    Despite this frustration, I typically do have a tankbag on those crazy interstate trips - mostly to put candy/sunglasses/camera/etc in for speedy access on the trip. (Edit: To put this into perspective, in my 1200km one-day ride from BNE to Wollongong there's a minimum of 4 refuels of the Tiger enroute, so faffing about with the magnetic flaps and having to hold it up and... baaaghghhhhghh) :)

    I suppose there are some really cool Bags Connection ones with the quick-release tank ring mount which would alleviate this frustration by allowing the tankbag to really quickly clip on/off, and make for a more secure connection. :)
  15. Well, I have always ridden an "older" bike that has a metal tank so the magnetic ones are perfect. A layer of contact (the stuff you use to cover books) on the top of the tank, stops the magnets for scratching the tank and then it's just take it off the tank, sit it on the seat while you fill up and then take it with you into the servo while you pay. It also means that you take it with you whenever you're off the bike (eating, coffee, whatever) so your valuables are secure and you have your wallet there to pay for whatever you've bought. As I said, it's horse for courses, but I've done a lot of touring with a magnetic bag as part of my luggage and have never had a problem.

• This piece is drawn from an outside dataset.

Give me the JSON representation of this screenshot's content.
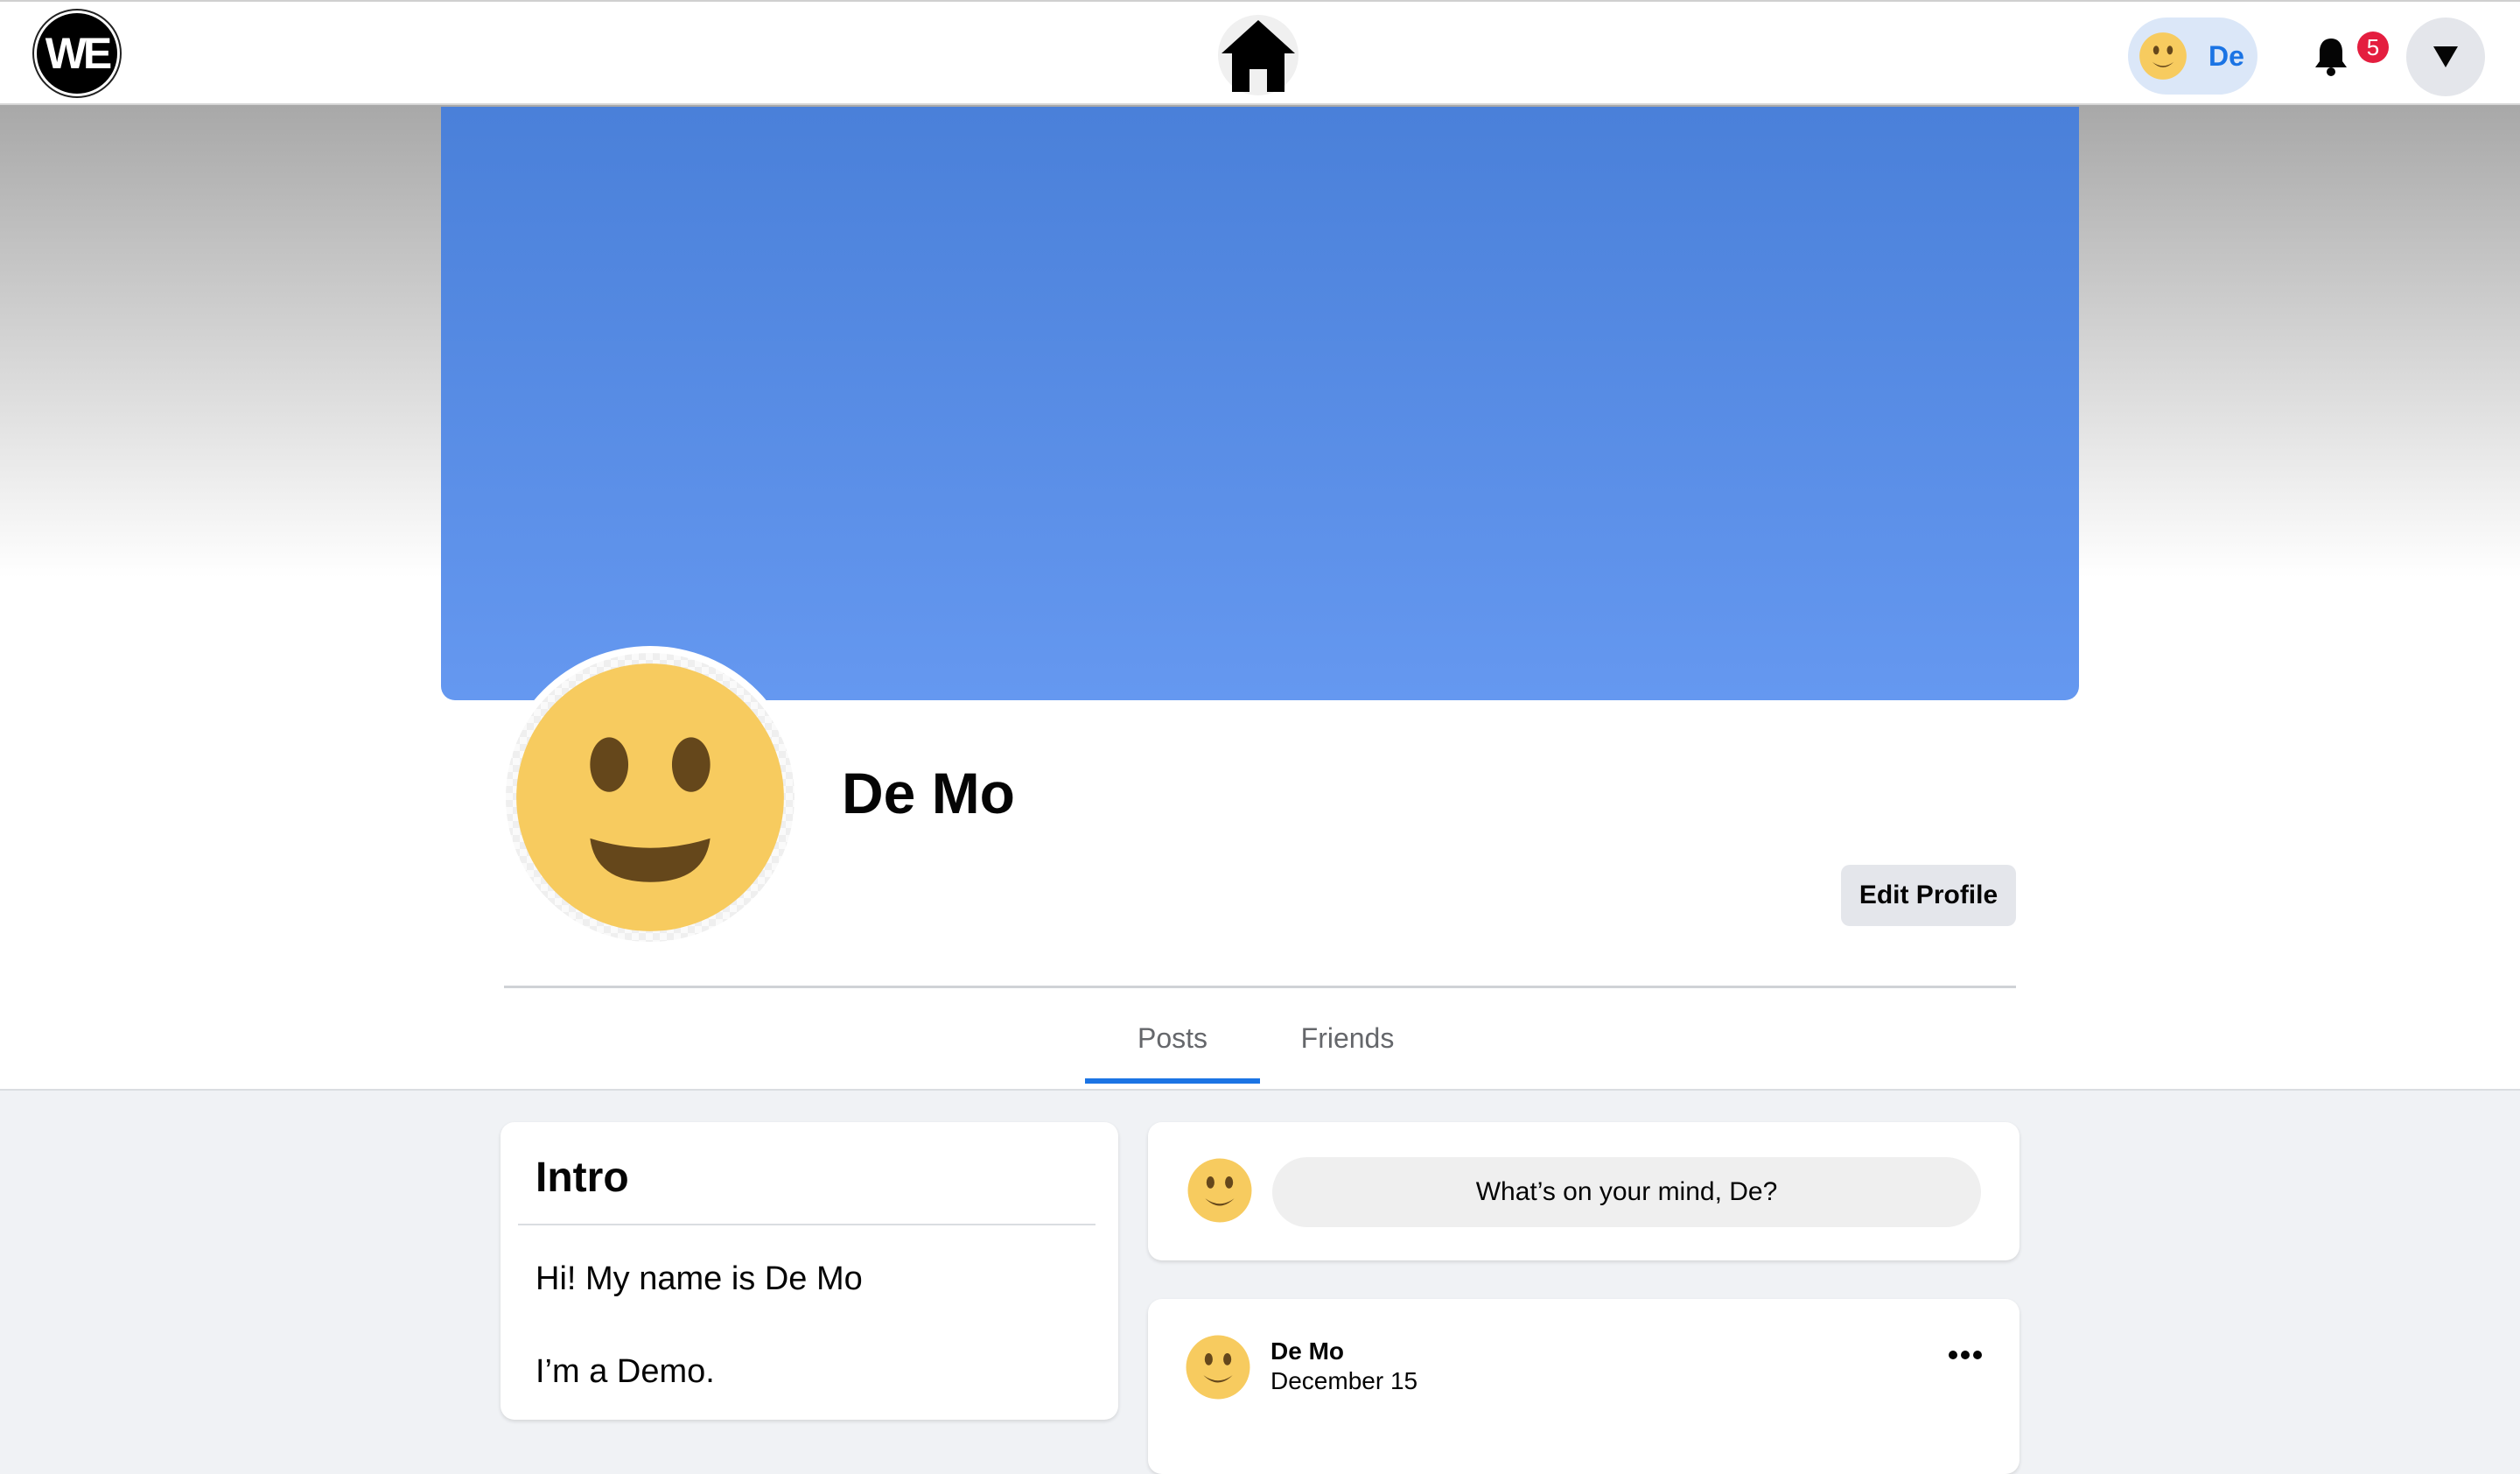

  16. Pfft, if I'm gone more than 3 days the dryer & straightener come with me, as well as my makeup bag and heels. I've still been able to fit it all in, it's all about tetris skills